### Exercise brief
Lines in the material below that include "with" need to be tallied; give the total alone.

%%

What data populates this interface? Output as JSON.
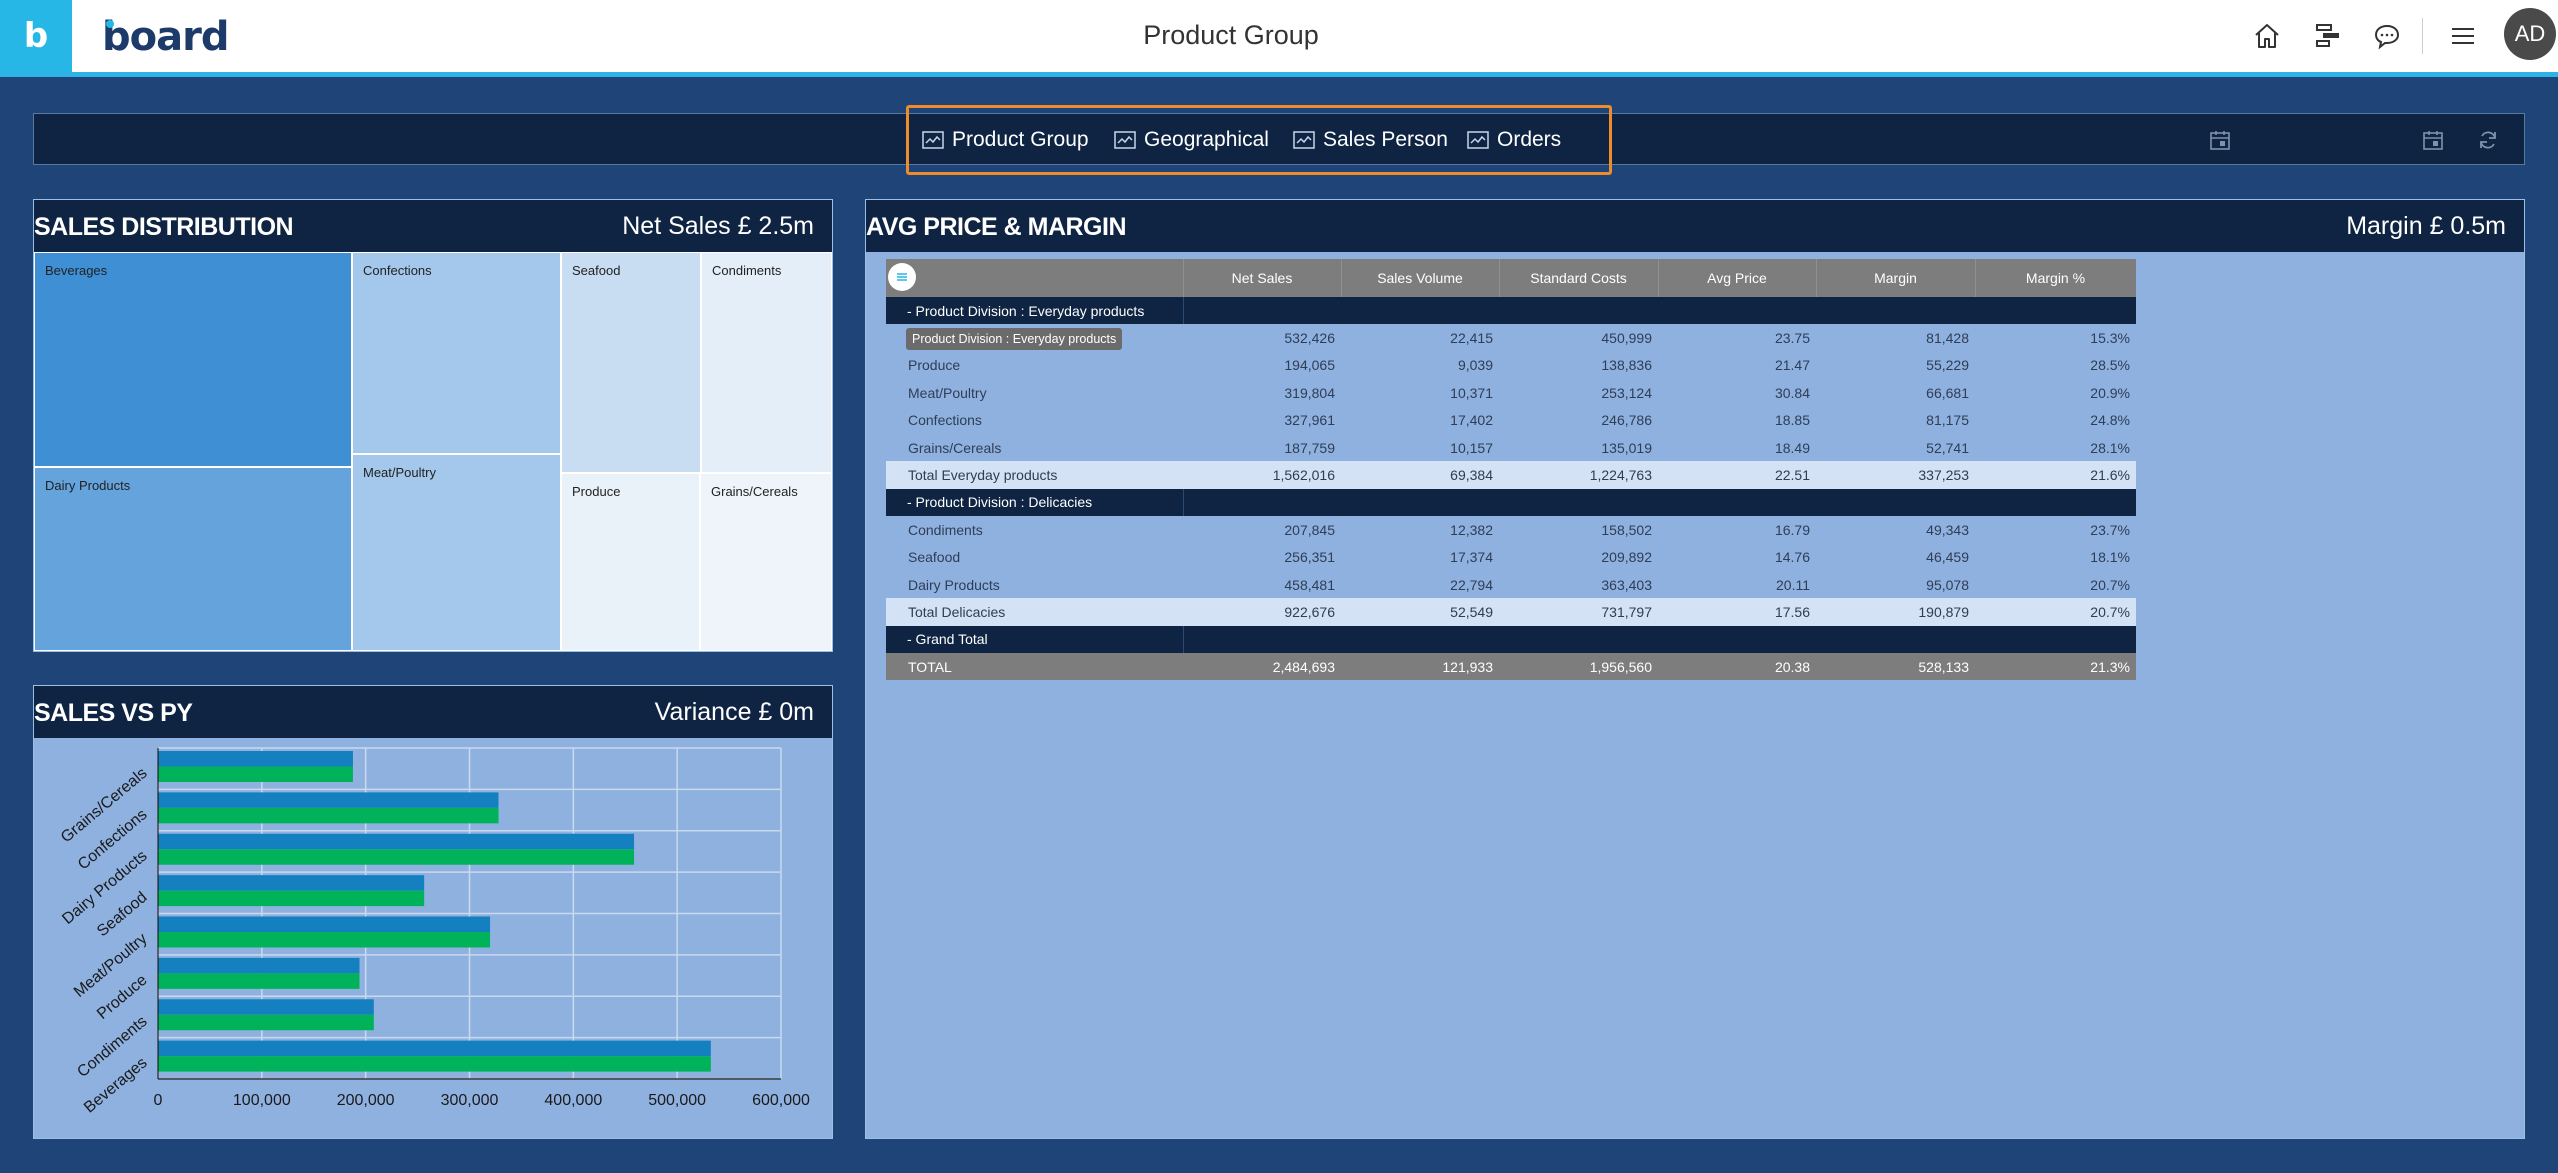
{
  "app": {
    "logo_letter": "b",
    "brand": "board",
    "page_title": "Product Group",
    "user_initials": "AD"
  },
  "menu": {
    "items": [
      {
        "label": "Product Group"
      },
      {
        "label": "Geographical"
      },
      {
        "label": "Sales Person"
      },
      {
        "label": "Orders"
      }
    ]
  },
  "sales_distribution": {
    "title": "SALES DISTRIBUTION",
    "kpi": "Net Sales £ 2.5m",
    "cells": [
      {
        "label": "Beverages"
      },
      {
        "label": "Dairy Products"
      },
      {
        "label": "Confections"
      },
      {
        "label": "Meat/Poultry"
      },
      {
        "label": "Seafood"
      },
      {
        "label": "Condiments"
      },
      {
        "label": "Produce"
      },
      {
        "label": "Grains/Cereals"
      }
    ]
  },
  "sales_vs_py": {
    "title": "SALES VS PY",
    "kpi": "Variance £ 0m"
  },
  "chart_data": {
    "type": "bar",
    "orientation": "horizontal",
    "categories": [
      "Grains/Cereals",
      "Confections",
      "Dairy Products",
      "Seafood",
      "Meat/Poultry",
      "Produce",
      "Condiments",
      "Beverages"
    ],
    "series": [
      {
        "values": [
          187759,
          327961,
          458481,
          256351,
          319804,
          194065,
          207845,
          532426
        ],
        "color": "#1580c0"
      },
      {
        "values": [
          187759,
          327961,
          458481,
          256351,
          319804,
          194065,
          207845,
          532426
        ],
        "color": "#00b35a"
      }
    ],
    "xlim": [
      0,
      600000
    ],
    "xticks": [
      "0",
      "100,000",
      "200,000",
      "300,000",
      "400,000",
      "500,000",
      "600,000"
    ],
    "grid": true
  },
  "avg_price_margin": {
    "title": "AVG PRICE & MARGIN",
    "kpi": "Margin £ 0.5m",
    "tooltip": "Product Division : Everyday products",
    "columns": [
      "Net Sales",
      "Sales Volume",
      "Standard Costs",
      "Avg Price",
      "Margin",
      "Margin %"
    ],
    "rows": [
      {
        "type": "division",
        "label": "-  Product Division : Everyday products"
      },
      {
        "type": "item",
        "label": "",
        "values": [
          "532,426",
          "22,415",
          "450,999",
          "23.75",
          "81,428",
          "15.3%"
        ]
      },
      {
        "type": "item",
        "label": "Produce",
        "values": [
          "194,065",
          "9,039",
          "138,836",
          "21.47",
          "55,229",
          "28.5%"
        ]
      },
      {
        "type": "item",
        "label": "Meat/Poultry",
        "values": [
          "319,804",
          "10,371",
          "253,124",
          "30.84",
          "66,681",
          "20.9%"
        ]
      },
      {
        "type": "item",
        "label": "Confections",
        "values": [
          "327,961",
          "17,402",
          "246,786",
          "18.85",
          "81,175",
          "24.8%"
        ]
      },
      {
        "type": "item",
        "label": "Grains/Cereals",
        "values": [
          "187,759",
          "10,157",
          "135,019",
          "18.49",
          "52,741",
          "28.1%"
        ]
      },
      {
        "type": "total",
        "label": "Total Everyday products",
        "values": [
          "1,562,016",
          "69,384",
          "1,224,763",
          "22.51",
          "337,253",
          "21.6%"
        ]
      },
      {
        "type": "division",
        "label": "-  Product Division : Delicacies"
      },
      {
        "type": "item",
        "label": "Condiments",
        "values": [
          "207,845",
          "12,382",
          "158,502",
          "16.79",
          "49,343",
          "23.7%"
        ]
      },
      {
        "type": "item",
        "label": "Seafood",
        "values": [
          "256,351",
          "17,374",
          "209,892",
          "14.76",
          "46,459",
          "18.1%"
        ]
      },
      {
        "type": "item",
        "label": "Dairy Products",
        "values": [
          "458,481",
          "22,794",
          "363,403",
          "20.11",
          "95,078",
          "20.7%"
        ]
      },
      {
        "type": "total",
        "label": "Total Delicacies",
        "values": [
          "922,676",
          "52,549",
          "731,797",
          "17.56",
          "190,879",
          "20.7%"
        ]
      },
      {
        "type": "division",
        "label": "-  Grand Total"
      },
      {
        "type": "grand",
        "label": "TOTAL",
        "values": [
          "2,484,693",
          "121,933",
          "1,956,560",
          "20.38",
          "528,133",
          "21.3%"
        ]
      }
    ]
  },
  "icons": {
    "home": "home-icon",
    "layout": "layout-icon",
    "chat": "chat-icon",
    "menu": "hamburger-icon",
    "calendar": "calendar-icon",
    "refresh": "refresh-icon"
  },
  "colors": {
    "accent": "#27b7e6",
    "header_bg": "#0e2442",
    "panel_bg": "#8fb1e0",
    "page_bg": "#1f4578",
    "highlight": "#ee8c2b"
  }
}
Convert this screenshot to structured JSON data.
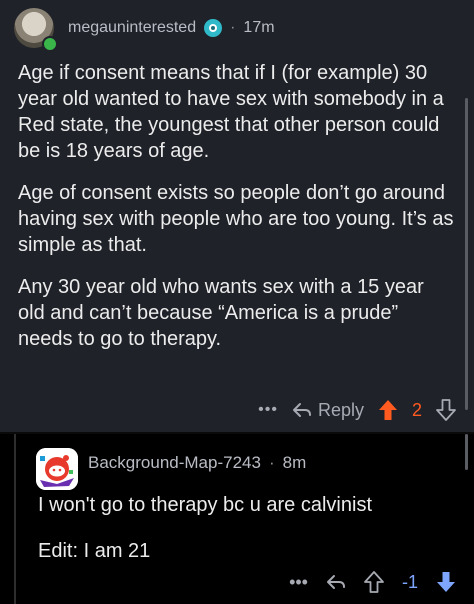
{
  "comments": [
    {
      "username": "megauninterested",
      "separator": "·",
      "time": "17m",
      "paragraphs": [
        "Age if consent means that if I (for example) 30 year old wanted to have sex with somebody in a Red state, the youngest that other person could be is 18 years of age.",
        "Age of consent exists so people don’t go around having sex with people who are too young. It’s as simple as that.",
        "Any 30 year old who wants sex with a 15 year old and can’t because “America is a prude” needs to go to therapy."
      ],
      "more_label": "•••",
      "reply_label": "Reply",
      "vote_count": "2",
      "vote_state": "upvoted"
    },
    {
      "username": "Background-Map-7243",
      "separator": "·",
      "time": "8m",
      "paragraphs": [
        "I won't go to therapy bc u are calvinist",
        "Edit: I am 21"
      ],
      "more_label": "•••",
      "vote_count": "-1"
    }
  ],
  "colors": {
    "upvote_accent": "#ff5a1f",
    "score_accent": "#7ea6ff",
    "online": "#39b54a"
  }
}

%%

### Final answer
3